The 13th overall pick of the 2006 Draft started the streak Friday with a second-inning single to center field. That sparked a 5-for-5 night in a 5-4 victory at Mobile. On Saturday, he fell a triple shy of the cycle, then started Sunday's matinee 3-for-3 before lining to right field in the fifth and first base in the eighth.

"Hopefully, I'll just keep having at-bats like this, just consistent, hard contact," the Clemson University product said. "My last two at-bats tonight I hit line drives right at people, so I can't be upset about that. As long as I stick with what I'm doing, if they don't all fall, it's fine with me. It's fun to have a ride like that."

Throughout the three-day run, he tried not to take himself too seriously.

"You just go with it," he said. "I'm joking around with my teammates in the dugout about it."

After each hit, his teammates would chime in, "Oh my God, you got another one."

He knew it was going to end at some point, and the hits that stand out are the ones that could have easily produced outs.

Over the weekend, Colvin homered twice, doubled, drove in six runs and scored five times. Through 53 Double-A games this season, he's hitting .286 with nine homers, seven doubles and 26 RBIs.

"I've been in the Southern League for a while and I feel like I'm going along the way I should," said Colvin, who has spent time with the Smokies during each of the last three seasons. "I'm starting to have more consistent at-bats and I'm starting to become a more mature hitter."

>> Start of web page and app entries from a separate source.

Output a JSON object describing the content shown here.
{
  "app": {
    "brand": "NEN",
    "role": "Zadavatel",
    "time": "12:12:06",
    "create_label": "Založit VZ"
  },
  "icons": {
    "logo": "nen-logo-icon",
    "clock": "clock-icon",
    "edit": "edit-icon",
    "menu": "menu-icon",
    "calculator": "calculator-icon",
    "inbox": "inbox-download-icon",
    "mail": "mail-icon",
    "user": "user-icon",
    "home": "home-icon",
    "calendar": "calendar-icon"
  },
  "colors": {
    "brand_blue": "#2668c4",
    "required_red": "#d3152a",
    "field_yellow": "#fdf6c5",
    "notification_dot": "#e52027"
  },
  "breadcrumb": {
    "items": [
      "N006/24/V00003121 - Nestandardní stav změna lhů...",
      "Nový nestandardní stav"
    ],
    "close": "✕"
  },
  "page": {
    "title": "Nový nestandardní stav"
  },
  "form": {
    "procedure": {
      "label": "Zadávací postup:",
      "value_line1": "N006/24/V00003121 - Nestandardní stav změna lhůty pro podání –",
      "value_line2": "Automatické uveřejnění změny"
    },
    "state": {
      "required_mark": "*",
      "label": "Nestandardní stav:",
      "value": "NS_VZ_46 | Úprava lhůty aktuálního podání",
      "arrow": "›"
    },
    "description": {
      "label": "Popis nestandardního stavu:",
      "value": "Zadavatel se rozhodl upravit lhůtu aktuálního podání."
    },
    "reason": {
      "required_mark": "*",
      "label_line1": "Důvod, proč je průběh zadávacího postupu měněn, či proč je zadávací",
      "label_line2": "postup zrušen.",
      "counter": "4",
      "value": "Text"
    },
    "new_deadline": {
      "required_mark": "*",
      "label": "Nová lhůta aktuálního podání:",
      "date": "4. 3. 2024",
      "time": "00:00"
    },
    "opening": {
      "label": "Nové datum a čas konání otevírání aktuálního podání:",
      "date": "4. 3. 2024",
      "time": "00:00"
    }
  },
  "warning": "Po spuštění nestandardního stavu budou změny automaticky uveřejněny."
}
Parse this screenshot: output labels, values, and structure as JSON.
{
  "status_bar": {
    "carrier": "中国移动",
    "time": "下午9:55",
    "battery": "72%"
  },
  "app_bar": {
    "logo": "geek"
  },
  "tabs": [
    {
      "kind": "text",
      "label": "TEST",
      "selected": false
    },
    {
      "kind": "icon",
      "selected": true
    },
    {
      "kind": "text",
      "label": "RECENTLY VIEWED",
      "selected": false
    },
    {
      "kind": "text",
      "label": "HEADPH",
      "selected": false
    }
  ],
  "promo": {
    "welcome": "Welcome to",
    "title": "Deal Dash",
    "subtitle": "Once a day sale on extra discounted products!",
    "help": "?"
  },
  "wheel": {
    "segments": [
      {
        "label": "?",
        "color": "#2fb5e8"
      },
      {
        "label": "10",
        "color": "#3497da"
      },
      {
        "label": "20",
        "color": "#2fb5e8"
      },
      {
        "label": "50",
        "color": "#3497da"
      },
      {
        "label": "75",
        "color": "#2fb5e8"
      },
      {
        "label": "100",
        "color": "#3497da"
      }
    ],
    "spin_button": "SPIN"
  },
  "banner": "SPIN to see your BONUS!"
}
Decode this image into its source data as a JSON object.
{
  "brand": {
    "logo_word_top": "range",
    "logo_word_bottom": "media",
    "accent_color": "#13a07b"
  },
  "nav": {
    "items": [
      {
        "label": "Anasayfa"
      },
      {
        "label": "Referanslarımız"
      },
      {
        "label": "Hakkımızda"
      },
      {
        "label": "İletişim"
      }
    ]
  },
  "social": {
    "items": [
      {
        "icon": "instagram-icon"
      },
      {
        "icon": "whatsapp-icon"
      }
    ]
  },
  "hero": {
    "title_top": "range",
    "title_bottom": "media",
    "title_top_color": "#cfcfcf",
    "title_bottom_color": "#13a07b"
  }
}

Colvin admitted he had no idea he was chasing history until after the game. A reporter asked him if he wanted to know the record and a teammate said, "No, no, no. Don't tell him."

But he found out and insisted he isn't disappointed about having to share the mark.

"To hear after the game, I don't think it would have helped anyway. My name will still be there," he said. "I'm very happy about it and it's sad to see it end, but at least I could get 11."

This story was not subject to the approval of the National Association of Professional Baseball Leagues or its clubs.